U.S. Rep. John Dingell (right) won his 29th term in Congress last Tuesday, defeating Superior Township cardiologist Rob Steele. The 15th District congressman finished with 118,117 votes (57 percent) to Steele’s 83,305. Dingell had never come away with less than 59 percent in his almost 56 years in office. This was his toughest challenge since redistricting pitted him against incumbent U.S. Rep. Lynn Rivers of Ann Arbor in 2002. On Oct. 28, Dingell and Dearborn Mayor John O’Reilly Jr. attended a press conference at the Dearborn Amtrak station announcing the confirmation of $161 million in grants from the U.S. Department of Transportation. The funds will provide for the development of high speed rail transportation projects which are expected to create nearly 1,200 jobs in Michigan. The grants will fund acquisition and improvements to the track between Kalamazoo and Dearborn. The project will complement Dearborn’s intermodal passenger train station, which is funded with a federal grant and is in the planning stages.
By CHRIS JACKETT
Nearly 41,000 total Dearborn and Dearborn Heights residents made their preferences known at the polls Nov. 2, shaping the future of things in both cities.
There are a combined 97,235 registered voters between the two cities, and 42.12 percent cast ballots not for only state and county issues, but local issues ranging from city and school boards to millages and city charter amendments.

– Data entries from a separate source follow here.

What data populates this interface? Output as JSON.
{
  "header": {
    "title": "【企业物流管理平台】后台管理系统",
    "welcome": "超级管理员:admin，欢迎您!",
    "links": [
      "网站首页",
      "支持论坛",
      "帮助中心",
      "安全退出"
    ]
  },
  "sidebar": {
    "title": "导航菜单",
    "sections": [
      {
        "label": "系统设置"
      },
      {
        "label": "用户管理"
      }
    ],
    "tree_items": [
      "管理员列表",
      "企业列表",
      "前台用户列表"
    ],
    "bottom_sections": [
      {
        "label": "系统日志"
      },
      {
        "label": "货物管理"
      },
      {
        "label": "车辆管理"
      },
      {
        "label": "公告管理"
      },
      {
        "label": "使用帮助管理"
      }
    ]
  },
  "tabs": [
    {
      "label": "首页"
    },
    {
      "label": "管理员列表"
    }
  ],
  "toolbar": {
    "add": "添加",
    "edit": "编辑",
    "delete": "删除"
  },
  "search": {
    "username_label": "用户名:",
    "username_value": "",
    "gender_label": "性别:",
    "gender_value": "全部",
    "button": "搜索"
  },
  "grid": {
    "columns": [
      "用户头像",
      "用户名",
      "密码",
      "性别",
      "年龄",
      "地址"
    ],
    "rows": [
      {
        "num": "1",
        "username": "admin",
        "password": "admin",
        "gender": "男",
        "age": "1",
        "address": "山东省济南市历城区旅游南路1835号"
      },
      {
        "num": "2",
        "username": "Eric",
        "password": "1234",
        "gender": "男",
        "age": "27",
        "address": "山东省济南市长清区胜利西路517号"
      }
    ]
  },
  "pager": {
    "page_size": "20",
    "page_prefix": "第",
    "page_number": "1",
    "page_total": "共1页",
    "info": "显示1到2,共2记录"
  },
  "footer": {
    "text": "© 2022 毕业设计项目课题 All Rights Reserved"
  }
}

An item on ballots in portions of both cities was to fill a school board seat with Dearborn Public Schools. James Schoolmaster took 50.12 percent of the vote compared to Roxanne McDonald’s 49.34 percent within Dearborn, which was a 137-vote difference.
McDonald supporters made things interesting in Dearborn Heights, however, as she took 116 more votes than Schoolmaster did across the western boundary.
A total of 18,941 votes were cast between the two candidates. Schoolmaster captured 50.06 percent of the vote, a 21-vote margin of victory.
The school board issue was the only city-specific one in Dearborn, but Heights residents had many more decisions to make.
Part of the Taylor Public Schools district includes southern Dearborn Heights, where residents voted 33-22 for Nancy Myers to fill a school board position over Monica Dietz-Hopkins. About 62.32 percent of Taylor residents agreed, giving Myers the victory.
Finally taking a seat with the Heights City Council is longtime office-seeker Ned Apigian, who captured 54.26 percent of the vote in his victory over opponent Kathy Abdel-Hak.
Heights residents also voted in favor of amending the city charter by 55.42 percent, which create a Department of Library, separating it from the existing Department of Parks, Recreation and Library.
A sanitation millage in Dearborn Heights also was approved with 60.94 percent of the vote, continuing the 1-mill levy originally approved in 1985. The maximum renewal millage levy is 0.7436 of one mill, keeping things as they have been for more than a decade.
The millage assists with the funding of the city’s participation with Central Wayne County Sanitation Authority, which handles garbage pickup.
(Contact Chris Jackett at [email protected])